The release of those videos has spawned investigations at the federal level and in several states. In Missouri, committees in both chambers of the General Assembly and the Attorney General’s office are all conducting investigations of Planned Parenthood’s operations.

The chairman of the Senate committee, Kurt Schaefer (R-Columbia), said the report released today by Planned Parenthood changes nothing.

“Their own experts found that there was no audio manipulation, and I think the fact that Planned Parenthood isn’t denying what’s in there, they’re just trying to deflect or change the subject, I think that clearly implies that they know that those statements are accurate. They’re not denying it,” said Schaefer.

Schaefer said his committee will keep looking for evidence of wrongdoing by Planned Parenthood or by state agencies or the University of Missouri, in the resumption of abortions in Columbia.

One of CMP’s activists, David Daleiden, in a statement on the organization’s website, said the report finding fault in his videos is a “failure.”

“The absence of bathroom break and waiting periods between meetings does not change the hours of dialogue with top-level Planned Parenthood executives eager to manipulate abortion procedures to high-quality baby parts for financially profitable sale,” wrote Daleiden.

Missouri House budget leaders vow to fight stadium funding that lacks voter, lawmaker approval

The state House’s budget committee leaders both say they will fight the paying of debt on a new St. Louis NFL stadium if voters or the legislature don’t approve it.

Representatives Scott Fitzpatrick (left) and Tom Flanigan.

Representatives Scott Fitzpatrick (left) and Tom Flanigan.

House Budget Committee Chairman Tom Flanigan (R-Carthage) said in a letter to Governor Jay Nixon (D) that he opposes using state tax credits and direct appropriations for debt service on a new stadium before the current stadium debt is paid off. He wrote he will not let an appropriation for debt service on a new stadium clear the House unless that debt is approved by Missouri voters or the legislature.

Nixon believes he can extend the bonds for the current stadium to finance a new roughly $1-billion dollar stadium, and without the approval of voters or the General Assembly.

Flanigan and others Missourinet spoke to believe that for him, the Budget Committee chairman, to oppose paying debt on those bonds could mean more to potential bond issuers or buyers, than for some other lawmakers to oppose it.

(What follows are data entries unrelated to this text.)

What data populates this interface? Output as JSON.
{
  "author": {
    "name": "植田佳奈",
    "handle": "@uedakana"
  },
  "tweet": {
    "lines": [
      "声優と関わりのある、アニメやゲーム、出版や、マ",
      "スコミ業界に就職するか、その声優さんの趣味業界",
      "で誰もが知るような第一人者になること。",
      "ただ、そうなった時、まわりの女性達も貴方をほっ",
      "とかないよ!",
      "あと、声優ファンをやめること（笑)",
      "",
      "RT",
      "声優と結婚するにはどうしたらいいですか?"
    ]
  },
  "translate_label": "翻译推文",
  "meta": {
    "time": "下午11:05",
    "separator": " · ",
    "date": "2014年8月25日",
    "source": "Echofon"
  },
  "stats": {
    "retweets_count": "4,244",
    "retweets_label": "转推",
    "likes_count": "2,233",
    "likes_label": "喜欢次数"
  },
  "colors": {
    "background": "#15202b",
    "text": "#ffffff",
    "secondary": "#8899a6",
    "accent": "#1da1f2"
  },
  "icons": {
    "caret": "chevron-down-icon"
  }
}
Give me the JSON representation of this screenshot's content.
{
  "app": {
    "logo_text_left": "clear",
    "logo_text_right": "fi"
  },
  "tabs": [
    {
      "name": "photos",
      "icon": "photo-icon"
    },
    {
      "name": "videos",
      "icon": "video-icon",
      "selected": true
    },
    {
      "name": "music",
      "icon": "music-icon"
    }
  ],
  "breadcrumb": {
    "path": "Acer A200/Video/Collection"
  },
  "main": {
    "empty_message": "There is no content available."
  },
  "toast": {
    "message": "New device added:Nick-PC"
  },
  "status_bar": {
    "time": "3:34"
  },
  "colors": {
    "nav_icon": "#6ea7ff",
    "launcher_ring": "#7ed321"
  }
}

“My name is on the bill, and we’re the ones who are responsible for making sure the appropriations bills get passed in the House, so from that standpoint yes, I think we add a little bit more weight,” Flanigan told Missourinet.

Flanigan is expected to chair the budget committee through the 2016 session. His likely successor and the Budget Committee’s current co-chairman, Representative Scott Fitzpatrick (R-Shell Knob), sent a letter of his own urging Nixon, “reconsider your plans.” He added, “This letter will be distributed publicly to warn all potential bond purchasers to take note of my concerns and my intended course of action should you move forward.”

Fitzpatrick wrote that if the governor proceeds with bond issuance without the General Assembly’s or voters’ approval, it would be the governor’s fault if Missouri’s credit rating would be affected.

The leader of the House Democrats, Jake Hummel (D-St. Louis), criticized Flanigan and Fitzpatrick for their positions after both signed off on the current year’s budget after language was removed that would ban the use of state money to pay off bonds on a new stadium.

“Instead of sending out letters after the fact criticizing a proposal they voted to support during the legislative session, I encourage my colleagues to work together to ensure St. Louis remains an NFL city,” wrote Hummel.

Fitzpatrick said the language in question was opposed by then House Speaker John Diehl, Junior, who resigned at the end of the session. He also believes the language in that budget bill means the appropriation it approves could only go to the debt on the current stadium.

“As far as where people were then and where they are now,” Fitzpatrick told Missourinet, “I can tell you that the idea, the proposal that the governor’s put out, is something that I have not been in favor of the entire time.”

Flanigan wrote, and reiterated to Missourinet, that he does not oppose a new stadium in the St. Louis region.